The National Society of Film Critics, which is made up of 58 the country's major film critics, rarely agrees with the choices of the Academy of Motion Picture Arts and Sciences for the Oscars. And the group probably stayed true to form with its picks for its 46th annual awards, naming Lars Von Trier's end-of-the-world drama "Melancholia" best picture Saturday.
Terrence's Malick's "The Tree of Life" came in second and the lauded Iranian drama "A Separation" placed third. "Separation" also won best foreign-language film and best screenplay for Asghar Farhadi.
Malick took best director honors with Martin Scorsese for "Hugo" coming in second and Von Trier placing third.
The annual voting, using a weighted ballot system, is held at Sardi's Restaurant in New York City; this year 48 of the 58 members participated.

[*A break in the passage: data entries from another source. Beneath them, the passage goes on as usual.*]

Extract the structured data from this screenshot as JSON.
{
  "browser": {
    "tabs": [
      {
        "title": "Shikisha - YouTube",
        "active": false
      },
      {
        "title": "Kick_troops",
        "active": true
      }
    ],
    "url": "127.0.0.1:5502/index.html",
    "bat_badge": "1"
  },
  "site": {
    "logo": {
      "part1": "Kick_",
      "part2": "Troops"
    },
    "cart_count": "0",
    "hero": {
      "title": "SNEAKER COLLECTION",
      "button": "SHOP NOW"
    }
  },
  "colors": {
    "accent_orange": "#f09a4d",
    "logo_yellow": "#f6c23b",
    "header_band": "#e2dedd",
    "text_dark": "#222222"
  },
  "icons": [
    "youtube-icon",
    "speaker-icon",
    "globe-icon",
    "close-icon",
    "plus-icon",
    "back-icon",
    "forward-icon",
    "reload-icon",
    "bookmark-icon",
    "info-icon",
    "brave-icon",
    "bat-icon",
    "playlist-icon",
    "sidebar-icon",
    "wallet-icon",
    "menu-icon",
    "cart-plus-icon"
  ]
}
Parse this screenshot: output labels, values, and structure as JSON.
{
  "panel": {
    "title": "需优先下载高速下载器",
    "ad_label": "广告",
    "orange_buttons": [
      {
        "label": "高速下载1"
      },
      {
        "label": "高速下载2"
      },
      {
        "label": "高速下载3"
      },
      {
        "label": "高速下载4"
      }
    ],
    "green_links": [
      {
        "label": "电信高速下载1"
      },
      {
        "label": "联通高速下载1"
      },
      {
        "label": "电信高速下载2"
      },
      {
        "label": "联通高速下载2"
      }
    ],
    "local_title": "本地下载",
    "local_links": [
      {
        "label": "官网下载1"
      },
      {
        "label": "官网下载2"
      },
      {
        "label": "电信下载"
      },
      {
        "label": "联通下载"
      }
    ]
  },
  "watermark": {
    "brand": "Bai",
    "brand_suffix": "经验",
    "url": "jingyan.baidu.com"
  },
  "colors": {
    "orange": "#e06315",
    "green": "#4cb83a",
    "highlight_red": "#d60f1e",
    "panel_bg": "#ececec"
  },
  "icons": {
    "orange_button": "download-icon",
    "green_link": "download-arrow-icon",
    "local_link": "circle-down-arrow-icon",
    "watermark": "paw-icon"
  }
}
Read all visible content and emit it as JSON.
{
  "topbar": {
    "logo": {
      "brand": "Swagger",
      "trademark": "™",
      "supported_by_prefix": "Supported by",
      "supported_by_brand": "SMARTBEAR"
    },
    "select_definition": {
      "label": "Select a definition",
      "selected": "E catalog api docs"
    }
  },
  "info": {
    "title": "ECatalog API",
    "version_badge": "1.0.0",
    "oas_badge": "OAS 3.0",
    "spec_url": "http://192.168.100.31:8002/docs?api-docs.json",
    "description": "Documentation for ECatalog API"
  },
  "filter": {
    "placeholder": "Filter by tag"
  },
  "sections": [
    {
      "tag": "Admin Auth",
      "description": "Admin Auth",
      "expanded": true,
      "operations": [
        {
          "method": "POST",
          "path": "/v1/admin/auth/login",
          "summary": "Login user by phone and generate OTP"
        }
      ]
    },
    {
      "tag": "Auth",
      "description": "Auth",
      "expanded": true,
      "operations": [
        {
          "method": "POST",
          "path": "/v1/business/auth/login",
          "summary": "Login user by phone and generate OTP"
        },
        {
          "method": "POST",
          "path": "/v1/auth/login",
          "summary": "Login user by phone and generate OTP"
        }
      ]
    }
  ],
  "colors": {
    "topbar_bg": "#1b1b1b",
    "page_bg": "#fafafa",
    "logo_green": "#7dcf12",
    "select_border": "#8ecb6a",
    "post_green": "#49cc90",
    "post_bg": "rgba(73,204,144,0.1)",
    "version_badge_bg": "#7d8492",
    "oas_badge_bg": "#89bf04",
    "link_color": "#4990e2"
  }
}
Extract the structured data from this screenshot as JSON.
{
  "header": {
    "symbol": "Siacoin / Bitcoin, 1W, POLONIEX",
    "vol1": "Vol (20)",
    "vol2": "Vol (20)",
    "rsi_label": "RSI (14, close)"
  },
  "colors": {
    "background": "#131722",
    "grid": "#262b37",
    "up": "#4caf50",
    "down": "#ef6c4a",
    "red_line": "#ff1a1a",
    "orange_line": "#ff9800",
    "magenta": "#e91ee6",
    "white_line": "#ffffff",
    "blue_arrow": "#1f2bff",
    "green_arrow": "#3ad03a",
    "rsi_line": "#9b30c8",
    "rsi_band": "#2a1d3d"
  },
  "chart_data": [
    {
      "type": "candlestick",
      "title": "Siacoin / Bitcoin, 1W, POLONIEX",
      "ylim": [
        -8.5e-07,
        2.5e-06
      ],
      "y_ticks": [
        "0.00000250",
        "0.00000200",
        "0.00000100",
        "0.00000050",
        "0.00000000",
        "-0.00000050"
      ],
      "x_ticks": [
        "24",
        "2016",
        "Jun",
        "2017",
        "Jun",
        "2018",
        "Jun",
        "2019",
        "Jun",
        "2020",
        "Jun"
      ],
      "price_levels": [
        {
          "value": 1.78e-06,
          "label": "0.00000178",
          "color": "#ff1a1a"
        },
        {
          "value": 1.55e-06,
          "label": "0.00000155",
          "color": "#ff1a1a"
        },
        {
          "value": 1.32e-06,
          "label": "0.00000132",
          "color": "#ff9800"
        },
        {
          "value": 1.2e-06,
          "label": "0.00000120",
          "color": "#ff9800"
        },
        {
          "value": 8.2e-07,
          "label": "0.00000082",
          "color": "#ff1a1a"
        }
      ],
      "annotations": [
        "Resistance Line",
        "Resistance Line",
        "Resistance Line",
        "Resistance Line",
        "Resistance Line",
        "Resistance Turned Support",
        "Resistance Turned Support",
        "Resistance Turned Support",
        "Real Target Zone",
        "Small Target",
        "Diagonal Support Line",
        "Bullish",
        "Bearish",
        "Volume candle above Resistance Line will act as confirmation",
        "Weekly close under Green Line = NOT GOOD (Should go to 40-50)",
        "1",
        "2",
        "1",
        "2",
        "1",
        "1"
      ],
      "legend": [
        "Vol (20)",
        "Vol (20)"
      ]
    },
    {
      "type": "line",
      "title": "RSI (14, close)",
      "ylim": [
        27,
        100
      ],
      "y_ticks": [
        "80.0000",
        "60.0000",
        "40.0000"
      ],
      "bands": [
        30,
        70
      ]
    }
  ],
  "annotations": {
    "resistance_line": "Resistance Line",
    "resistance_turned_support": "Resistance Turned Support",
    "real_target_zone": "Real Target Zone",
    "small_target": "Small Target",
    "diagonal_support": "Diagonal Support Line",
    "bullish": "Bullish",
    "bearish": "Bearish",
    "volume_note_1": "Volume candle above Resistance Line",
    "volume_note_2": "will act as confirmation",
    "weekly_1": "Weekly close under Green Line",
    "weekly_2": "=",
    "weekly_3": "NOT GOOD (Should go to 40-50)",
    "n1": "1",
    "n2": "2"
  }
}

Best actor went to Brad Pitt for both "Moneyball" and "The Tree of Life." Pitt also won best actor from the New York Film Critics' Circle and is nominated for a Golden Globe, a SAG award and a Critics Choice award. Runner-up was Gary Oldman for "Tinker Tailor Soldier Spy," and Jean Dujardin placed third for "The Artist."
Notably missing from the list was Michael Fassbender for "Shame" and George Clooney for "The Descendants."
Best actress honors went to Kirsten Dunst for "Melancholia," with Yun Jung-hee for the Korean film "Poetry" coming in second. Meryl Streep's turn in "The Iron Lady" placed third.
Best supporting actor went to Albert Brooks for a his dramatic turn in "Drive." Christopher Plummer placed second for "Beginners," followed by Patton Oswalt for "Young Adult."
Best supporting actress was given to Jessica Chastain for her roles in three films: "The Tree of Life," "Take Shelter" and "The Help." Jeannie Berlin came in second for "Margaret" and Shailene Woodley placed third for "The Descandants."
"Tree of Life" also took home best cinematography for Emanual Lubezki with Manual Alberto Claro placing second for "Melancholia" and Robert Richardson taking third for "Hugo."
Werner Herzog's "Cave of Forgotten Dreams" was best nonfiction film. He also came in third place in the category for "Into the Abyss." Steve James' "The Interrupters" placed second.
In best screenplay category, Steve Zaillian and Aaron Sorkin's script for "Moneyball" was second behind "A Separation" and Woody Allen's "Midnight in Paris" took third.
The Experimental Award went to Ken Jacobs for "Seeking the Monkey King."
There were also several Film Heritage honors given out:
-- BAM Cinematek for its complete Vincente Minnelli retrospective, with all titles shown in 16mm or 35mm.
-- Lobster Films, Groupama Gan Foundation for Cinema and the Technicolor Foundation for Cinema for the restoration of the color version of Georges Melies' "A Trip to the Moon."
-- New York's Museum of Modern Art for its extensive retrospective of Weimar Cinema.
-- Flicker Alley for its box set "Landmarks of Early Soviet Film."
-- Criterion Collection for its two-disc DVD package, "The Complete Jean Vigo."
'Melancholia' -- Kirsten Dunst ponders the end of the world [video]
Veteran Koreanactress Yun Jung-hee comes out of retirement for 'Poetry'
Jessica Chastain heading to Broadway in 'The Heiress'
-- Susan King
Photo: Kirsten Dunst, from left, Alexander Skarsgaard, Kiefer Sutherland and Charlotte Gainsbourg star in "Melancholia." Credit: Christian Geisnaes/Magnolia Pictures.